Cuts! We're gonna have cuts! All three parties are now engaged in a competitive slash-fest. David Cameron was the first to level with the public, pointing out that the state of public finances made retrenchment inevitable. After weeks of weedy wibbling about efficiencies and economies, Gordon Brown has at last allowed the Old English word to pass his lips – short, sharp and honest. And now dear Nick Clegg has staggered wild-eyed before us, waving his chainsaw above his head and demanding "deep and savage" cuts in spending.
Comment from Boris Johnson: Whose jobs could we do without? ... the legions of officials whose responsibilities have been generated by the cascade of bad law from Whitehall and Brussels and all the other officals whose non-job is to service them

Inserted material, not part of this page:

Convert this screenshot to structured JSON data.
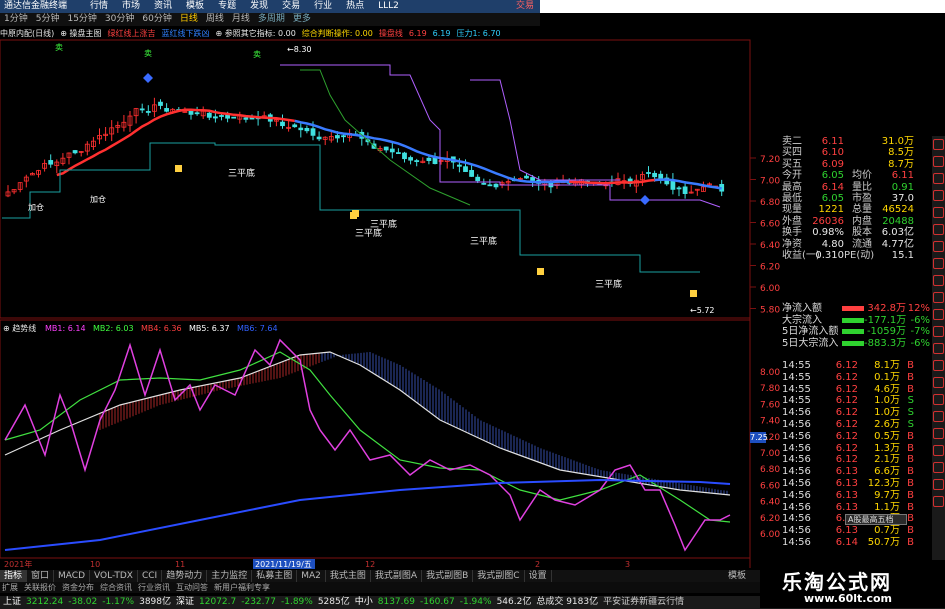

The electorate understands the need for cuts. The politicians claim to be determined to deliver. But what shall they cut? Well, there are the usual suspects: ID cards and the odd warship, and our old friend "waste". But those savings will be nothing like enough, and in any case they have long since been discounted in the arithmetic. The obvious answer is to look at the armies of public-sector officials, whose salaries make up 85 per cent of government spending.Whose jobs could we do without? Hmm? I know what you are thinking. Since 1997, the ranks of the public sector have been swelled with what the TaxPayers' Alliance would call the politically correct non-job. Boris in an emotional strain continues: "I don't just mean the outreach workers and diversity officers whose recruitment has caused such chronic spluttering into the cornflakes. I mean the legions of officials whose responsibilities have been generated by the cascade of bad law from Whitehall and Brussels, and then all the other officials whose non-job is to service those non-jobs – the folks in HR and IT and payroll and secretarial and legal and planning, all happily filling their days in meetings and PowerPoint presentations, job accreting to job in a vast snowball of public-sector employment, until we get to the point where a place like Newcastle has 75 per cent of its workforce in the pay of the state. There, you might think, is where the axe should fall. You might think we should try cutting some of the non-jobs that have been advertised, in the last decade, in the pages of the Guardian. Well, perhaps we should. Thanks in large part to the EU, British employment law is getting stricter and stricter. We don't have the easy-come, easy-go approach of the Americans. We make it exceedingly difficult to hire and fire – and the danger now is that this extreme labour market rigidity will force our politicians to bring down their choppers in exactly the wrong place. You can see the problem. When you make a human being redundant, you risk causing a deep personal sadness. You are adding to the unemployment register. You are forced to have a difficult conversation with someone you may even think of as a friend. You will end up feeling in need of a stiff drink. To cap it all, the process is so hugely expensive that you wonder – rightly – whether it will produce any savings at all. Why? For the very simple reason that if you postpone a vital upgrade of a road, the road won't break down in sobs and tell you that its wife is about to leave it. If you axe a new high-speed railway line, the railway line won't answer back, and it certainly won't threaten industrial action. Above all, it costs nothing in the short term to make these savings. There are no immediate costs associated with sacking a sewer or postponing a power plant. The cost is over the medium and long term – and there the cost is huge. This country desperately needs new infrastructure. The road network is deteriorating. We need new low-carbon power stations – whether nuclear or renewable. We need high-speed rail, Crossrail, an upgraded Tube and, with Heathrow running at 99 per cent capacity, we need a new and visionary solution to our aviation needs, and one that does not involve more planes stacked over London. If, as seems likely, we still cannot bridge the gap, then we need to find new and creative ways of funding that infrastructure. We should be looking at new ways to provide incentives to pension funds, and foreign investment funds – notably from the Middle East – to take a stake in projects that offer steady, long-term yields. As the politicians competitively rev their chainsaws, I beg them to remember this key point: that it is only by investing for the long-term in infrastructure that you can create the strong entrepreneurial economy that can pay for strong public services. It would be catastrophic if these projects were cancelled or deferred to pay for the myriad non-jobs in the appointments pages of the Guardian." For the full article see The Daily Telegraph today here